I love to hear concerns they have about stories we’ve written, things they think should be included in the newspaper and things they think shouldn’t be.
Korean War veterans are deserving of a memorial
NEEDED: A total of $10,000 for the Korean War Memorial this year.
And a good man has been placed in charge of the funding. Charlie Reese, former president of the Marion County Chamber of Commerce, is now director of the Marion County Development Office. His task was to make a recommendation as to what steps are necessary to keep the project moving.
Roll up your sleeves, give blood and you can save lives
It takes up to 100 units of blood to save the life of someone who sustains life-threatening injuries in a vehicle accident.
We’re hoping that the number of people who come to Fairmont Senior High School on Friday for and American Red Cross blood drive will exceed that amount.
Vehicles and motorcycles must share the road safely
The days are long. The weather is superb. There’s plenty of leisure time in these lazy days of summer.
It’s the perfect time to take a long motorcycle ride.
It’s also the perfect opportunity for us to take the time to remind not only riders but drivers of the need to share the road. And we feel compelled to mention it because just within the month of July, there have been two motorcycle-versus-car accidents within the City of Fairmont alone — one with severe injuries sustained by the motorcyclist and the other with less serious injury.

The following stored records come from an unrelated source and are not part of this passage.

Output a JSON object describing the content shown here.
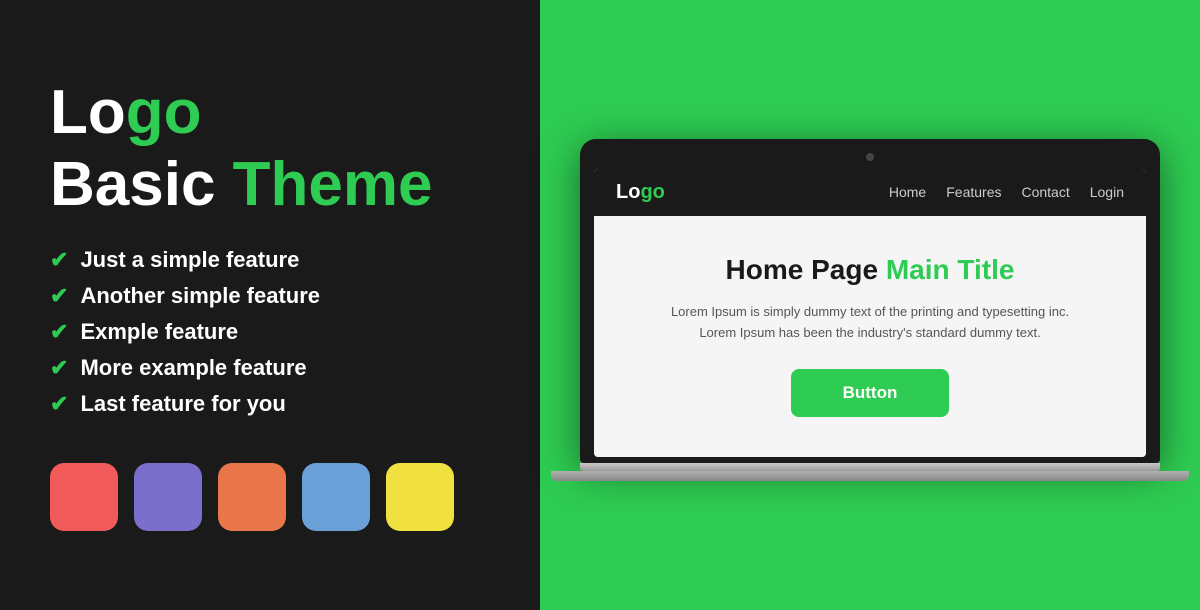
{
  "left": {
    "logo": {
      "part1": "Lo",
      "part2": "go"
    },
    "subtitle": {
      "part1": "Basic ",
      "part2": "Theme"
    },
    "features": [
      "Just a simple feature",
      "Another simple feature",
      "Exmple feature",
      "More example feature",
      "Last feature for you"
    ],
    "swatches": [
      {
        "name": "red",
        "class": "swatch-red"
      },
      {
        "name": "purple",
        "class": "swatch-purple"
      },
      {
        "name": "orange",
        "class": "swatch-orange"
      },
      {
        "name": "blue",
        "class": "swatch-blue"
      },
      {
        "name": "yellow",
        "class": "swatch-yellow"
      }
    ]
  },
  "laptop": {
    "navbar": {
      "logo_part1": "Lo",
      "logo_part2": "go",
      "links": [
        "Home",
        "Features",
        "Contact",
        "Login"
      ]
    },
    "hero": {
      "title_part1": "Home Page ",
      "title_part2": "Main Title",
      "body": "Lorem Ipsum is simply dummy text of the printing and typesetting inc. Lorem Ipsum has been the industry's standard dummy text.",
      "button_label": "Button"
    }
  },
  "check_symbol": "✔"
}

- Too many taking too few steps to protect selves from skin cancer
Distracted driving: It isn’t worth fine or a life
Today marks the day that police agencies from six states are joining forces to crack down on one thing — distracted driving.
And they will focus on that traffic violation for a solid week, with the stepped-up effort to curb distracted driving wrapping up on Saturday, July 26.
COLUMN: Are we people watchers or people judgers?
Let me tell you about my little friend Robby. Well, actually, it’s more about his family and especially his mom. I didn’t get her name. I heard Robby’s name quite a bit, though, during a trip home from Birmingham, Alabama.
I noticed the family in the Birmingham airport immediately. They were just the kind of family you’d notice.
Relish the rich bounty of state’s diverse, unique food traditions
This week, a group of federal officials on a three-day culinary tour of the state visited the Greenbrier Valley to find out what most of us here already know — we have a rich food tradition in West Virginia.
The group was made up of officials from the Appalachian Regional Commission, the Environmental Protection Agency and the U.S. Department of Agriculture.
- More Opinion Headlines
- Time is now for Tomblin to support King Coal Highway